The co-chairs highlighted several themes germane to the consultations and to the core work of humanitarian assistance itself:  Dignity, Safety, Resilience, Partnerships and Finance. Attention was given throughout to helping communities utilize local skills and relationships to become better prepared for crisis response, as well as affirm and finance strategies for caring for persons dislodged by complex humanitarian emergencies occasioned by natural disaster or shocking human violence.

While not expressly named therein, these humanitarian deliberations very much mirror those  that led to the 2030 sustainable development goals – highlighting needs for reliable funding, flexible data, enabling access by host governments, and especially broad participation by diverse stakeholders.
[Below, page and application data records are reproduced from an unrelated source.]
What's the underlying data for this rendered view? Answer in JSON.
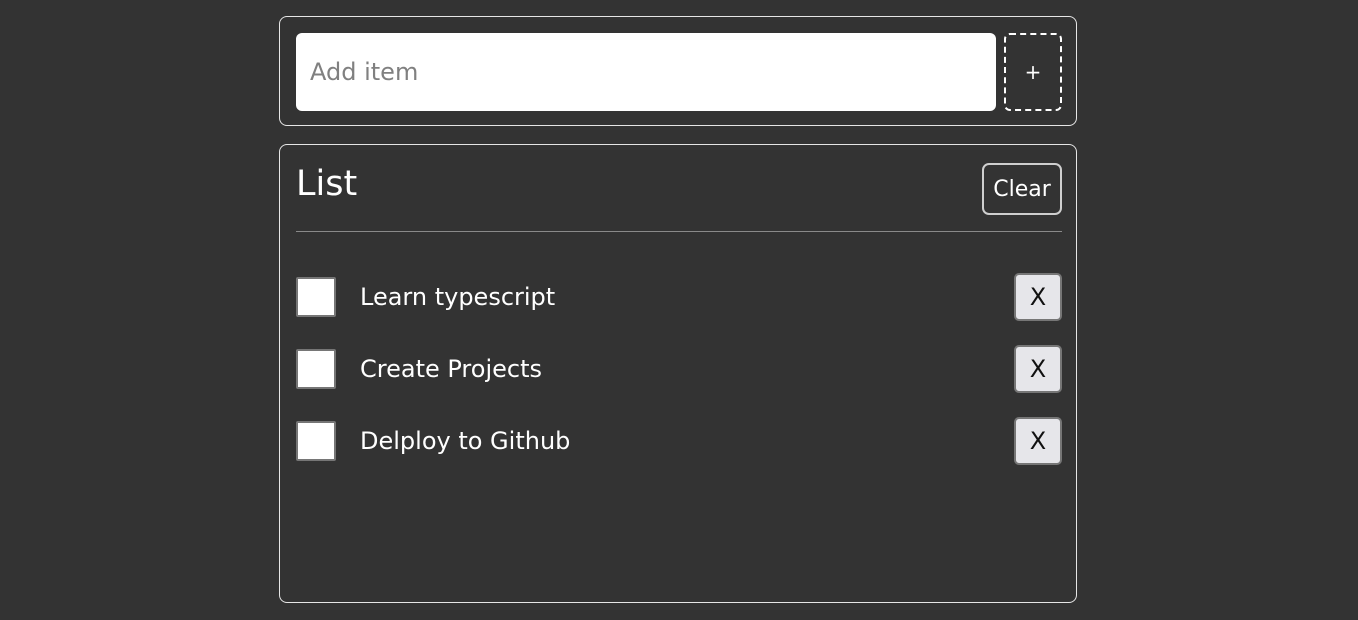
{
  "add_form": {
    "placeholder": "Add item",
    "value": "",
    "add_label": "+"
  },
  "list": {
    "title": "List",
    "clear_label": "Clear",
    "remove_label": "X",
    "items": [
      {
        "label": "Learn typescript",
        "checked": false
      },
      {
        "label": "Create Projects",
        "checked": false
      },
      {
        "label": "Delploy to Github",
        "checked": false
      }
    ]
  },
  "colors": {
    "background": "#333333",
    "border": "#e6e6e6",
    "text": "#ffffff"
  }
}
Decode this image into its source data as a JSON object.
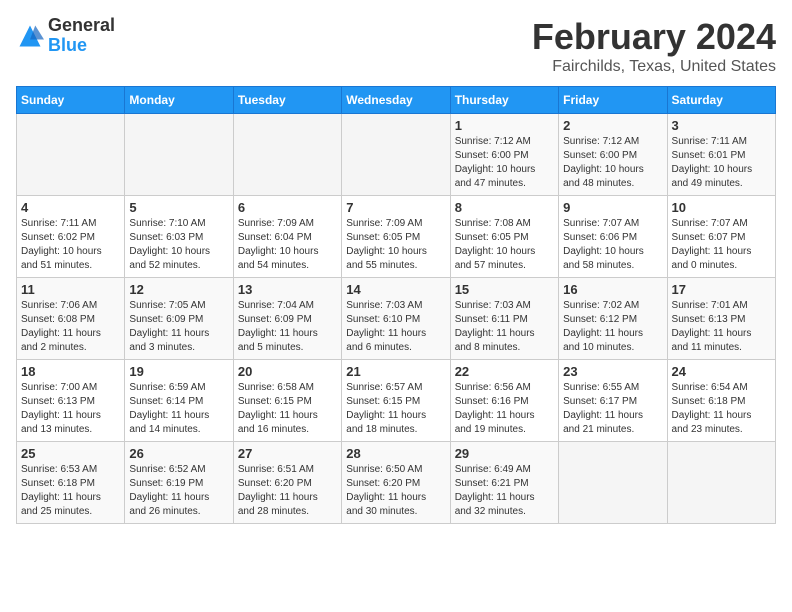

In many ways, the participation question is the heart of the matter, the need which if left unfulfilled will jeopardize any hope that we can move humanitarian assistance from response to prevention, from bureaucracy to local contexts and control.

Here in New York, there have been some interesting discussions with suggestions for the type of humanitarian action that delivers with people rather than for them, and that can take its place within a UN system devoted more and more to early political engagement to head off crises before they develop and to strengthening local capacity to deal with crises in the worst instances:

  • Create more rapid response capacity that can anticipate disasters before they materialize and build active, inclusive community partnerships that can help direct humanitarian assistance in the most productive ways.
  • Forge closer relationships with UN political affairs and special political missions inasmuch as many humanitarian crises are political in origin and their most deadly consequences might at least be minimized through robust diplomatic efforts.
  • Promote a better understanding of the security-humanitarian dynamic, including the ways in which overly militarized responses to looming crises can trigger cycles of frustration and retribution that dampen local participation.
  • Create more opportunities for locally-driven response and resiliency plans, developing and coordinating with local assets and placing them effectively and sensitively in the service of humanitarian response.
  • Curb the excessive and often de-contextualized “professionalization” of humanitarian relief, which can result in needlessly inflexible mandates that patronize local residents, instead of incorporating them as agents of response.

In Latin America, as noted often by our colleagues at Instituto Mora, there have been some significant recent successes in response to humanitarian emergencies, though propensities can still be observed to overly-militarize responses even to what are primarily natural disasters – earthquakes, typhoons and flooding.  In addition, what might be called ‘triggers of passivity’ – trafficking in arms and narcotics, gangs, etc. – also inhibit broad community participation in regional humanitarian efforts. Our Mora colleagues are now helping to promote a welcome movement away from humanitarian assistance which is not sufficiently coordinated or financed, does not incorporate local skills, or is discharged by inflexible bureaucracies that do not incorporate into their planning both the benefits and limitations of conventional humanitarian responses and their security arrangements.

While welcome changes are coming, the classic incarnations of humanitarian response are still too often slow to respond, too disconnected from humane political and security arrangements, and certainly too dismissive of local agency. This combination of discouraging factors undermines trust by local communities which we simply cannot afford to squander any longer.  We are simple leaving too many skills on the sidelines – in Mexico, in Michigan and in virtually every community seeking to do its part to preserve and restore human dignity in crisis.  We hope that Istanbul and its preparatory processes can energize responsibilities among diverse stakeholders, and above all make room for the millions of skilled persons seeking and deserving a larger role in humanitarian efforts.